Lines with the word "Confucius" in them are the ones to copy from the records.

● DATA RECORDS:
**********
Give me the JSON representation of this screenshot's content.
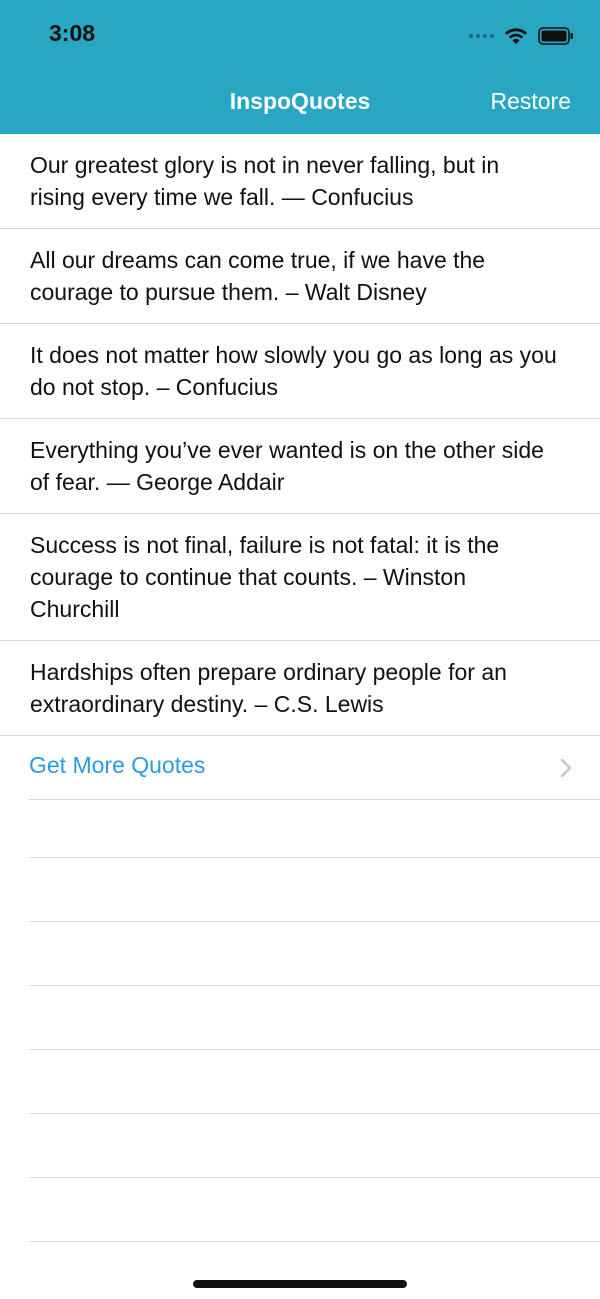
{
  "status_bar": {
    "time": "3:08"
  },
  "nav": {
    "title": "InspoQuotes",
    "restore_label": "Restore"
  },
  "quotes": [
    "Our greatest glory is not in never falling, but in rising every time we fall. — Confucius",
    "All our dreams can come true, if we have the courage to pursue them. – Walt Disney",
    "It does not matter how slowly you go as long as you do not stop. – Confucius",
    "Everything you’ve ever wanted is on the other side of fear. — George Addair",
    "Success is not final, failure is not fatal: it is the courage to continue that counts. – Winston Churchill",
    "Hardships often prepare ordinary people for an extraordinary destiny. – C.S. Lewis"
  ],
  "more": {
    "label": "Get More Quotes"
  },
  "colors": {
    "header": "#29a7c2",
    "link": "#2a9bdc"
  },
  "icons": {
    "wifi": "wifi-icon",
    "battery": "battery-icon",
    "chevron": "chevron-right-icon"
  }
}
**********
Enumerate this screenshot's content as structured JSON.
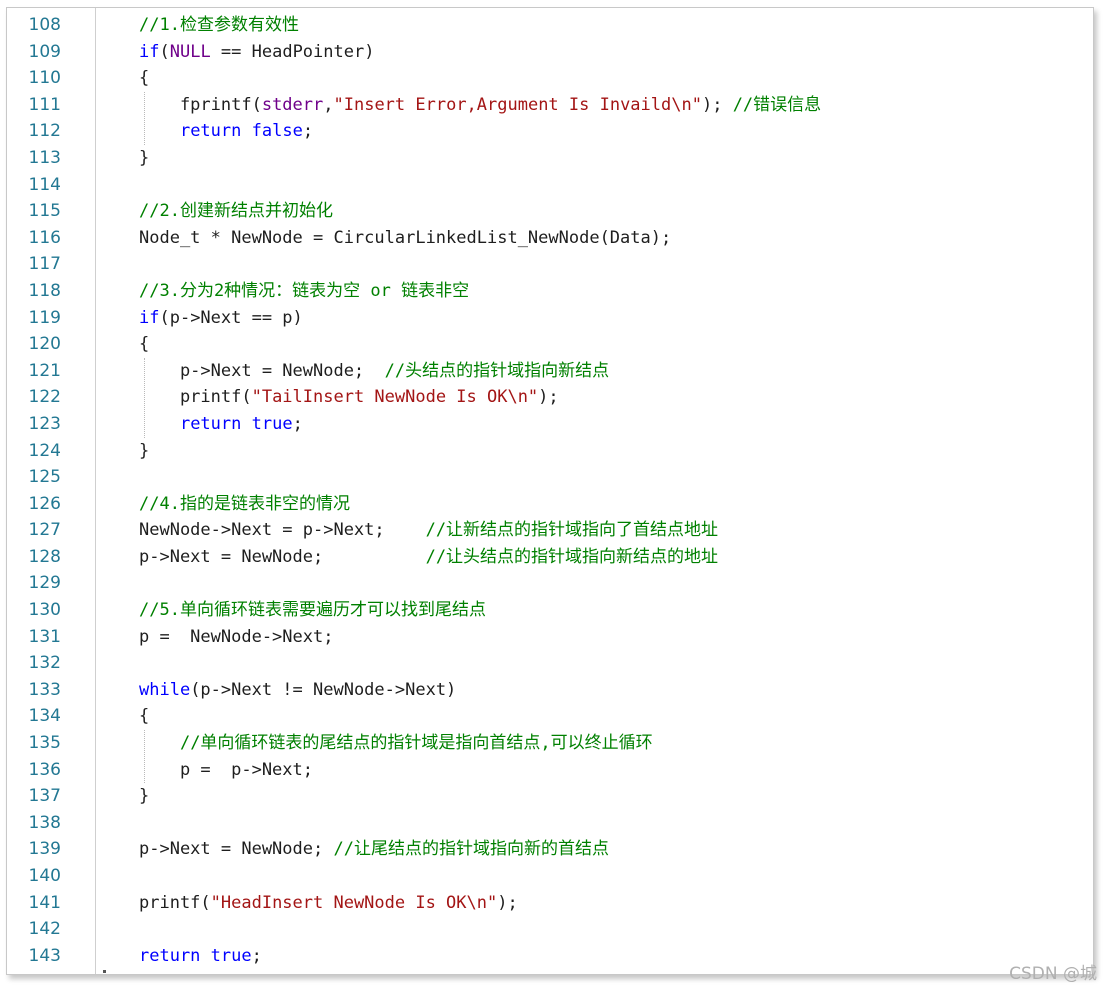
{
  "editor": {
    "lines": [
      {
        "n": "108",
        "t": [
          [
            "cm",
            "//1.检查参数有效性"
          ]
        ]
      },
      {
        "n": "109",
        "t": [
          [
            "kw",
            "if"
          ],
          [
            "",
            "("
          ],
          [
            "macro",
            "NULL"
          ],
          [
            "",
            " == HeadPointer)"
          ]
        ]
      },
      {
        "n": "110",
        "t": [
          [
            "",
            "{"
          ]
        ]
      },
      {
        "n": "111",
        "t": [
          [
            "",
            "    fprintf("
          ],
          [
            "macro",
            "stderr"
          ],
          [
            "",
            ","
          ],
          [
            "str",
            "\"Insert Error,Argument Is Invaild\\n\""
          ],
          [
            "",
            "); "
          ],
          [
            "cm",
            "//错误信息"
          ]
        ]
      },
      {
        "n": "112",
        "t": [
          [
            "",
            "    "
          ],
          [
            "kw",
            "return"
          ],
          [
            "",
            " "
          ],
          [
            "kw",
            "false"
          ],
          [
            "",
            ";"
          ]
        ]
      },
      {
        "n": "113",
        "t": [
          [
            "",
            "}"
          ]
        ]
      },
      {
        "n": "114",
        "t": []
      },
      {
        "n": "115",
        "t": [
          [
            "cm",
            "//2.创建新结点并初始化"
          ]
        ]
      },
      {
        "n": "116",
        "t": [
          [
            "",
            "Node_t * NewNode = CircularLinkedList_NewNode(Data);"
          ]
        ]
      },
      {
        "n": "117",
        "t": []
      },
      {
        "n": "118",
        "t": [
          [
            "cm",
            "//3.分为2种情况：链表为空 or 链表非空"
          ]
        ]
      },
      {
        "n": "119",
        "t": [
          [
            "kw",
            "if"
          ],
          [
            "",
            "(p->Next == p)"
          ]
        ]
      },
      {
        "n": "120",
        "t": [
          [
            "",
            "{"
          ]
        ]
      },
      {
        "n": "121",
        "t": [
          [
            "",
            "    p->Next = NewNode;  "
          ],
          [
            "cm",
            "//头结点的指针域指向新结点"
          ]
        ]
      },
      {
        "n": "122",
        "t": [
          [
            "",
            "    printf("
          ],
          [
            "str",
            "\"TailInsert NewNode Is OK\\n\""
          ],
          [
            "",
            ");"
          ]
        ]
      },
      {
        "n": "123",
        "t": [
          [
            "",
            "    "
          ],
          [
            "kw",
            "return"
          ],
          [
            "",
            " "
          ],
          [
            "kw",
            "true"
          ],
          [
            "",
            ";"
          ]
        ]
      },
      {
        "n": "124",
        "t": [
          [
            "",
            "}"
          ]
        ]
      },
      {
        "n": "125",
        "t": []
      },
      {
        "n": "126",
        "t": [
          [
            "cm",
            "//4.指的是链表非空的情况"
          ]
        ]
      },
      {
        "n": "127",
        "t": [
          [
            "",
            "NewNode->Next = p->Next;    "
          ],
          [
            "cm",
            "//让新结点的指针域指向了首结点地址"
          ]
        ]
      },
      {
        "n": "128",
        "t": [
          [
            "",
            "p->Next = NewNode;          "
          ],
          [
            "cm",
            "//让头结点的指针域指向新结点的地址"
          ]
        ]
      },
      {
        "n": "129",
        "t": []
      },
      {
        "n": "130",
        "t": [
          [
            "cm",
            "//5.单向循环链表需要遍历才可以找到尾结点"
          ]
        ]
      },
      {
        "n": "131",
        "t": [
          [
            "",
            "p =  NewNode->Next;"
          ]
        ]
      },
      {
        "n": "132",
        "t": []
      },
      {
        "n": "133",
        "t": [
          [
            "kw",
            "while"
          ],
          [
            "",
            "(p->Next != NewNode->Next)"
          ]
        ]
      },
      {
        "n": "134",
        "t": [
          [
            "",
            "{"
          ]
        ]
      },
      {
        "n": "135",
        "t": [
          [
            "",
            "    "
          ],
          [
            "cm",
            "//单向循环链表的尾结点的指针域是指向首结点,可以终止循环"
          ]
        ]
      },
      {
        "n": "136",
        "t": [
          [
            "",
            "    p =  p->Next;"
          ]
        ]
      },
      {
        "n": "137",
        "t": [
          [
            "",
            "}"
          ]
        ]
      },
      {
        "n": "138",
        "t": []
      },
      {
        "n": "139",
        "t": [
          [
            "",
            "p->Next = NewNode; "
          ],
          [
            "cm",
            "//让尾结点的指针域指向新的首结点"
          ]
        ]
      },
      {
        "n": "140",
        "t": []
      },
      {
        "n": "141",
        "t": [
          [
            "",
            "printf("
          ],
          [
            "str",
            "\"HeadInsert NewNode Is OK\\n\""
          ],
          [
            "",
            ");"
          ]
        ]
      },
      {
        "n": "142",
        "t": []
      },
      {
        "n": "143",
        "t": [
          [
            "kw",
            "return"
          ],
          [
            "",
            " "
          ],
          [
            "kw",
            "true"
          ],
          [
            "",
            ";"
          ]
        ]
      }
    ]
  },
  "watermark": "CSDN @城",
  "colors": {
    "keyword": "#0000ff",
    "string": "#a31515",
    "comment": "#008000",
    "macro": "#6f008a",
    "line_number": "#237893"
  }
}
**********
● ANSWER:
    "Our greatest glory is not in never falling, but in rising every time we fall. — Confucius",
    "It does not matter how slowly you go as long as you do not stop. – Confucius",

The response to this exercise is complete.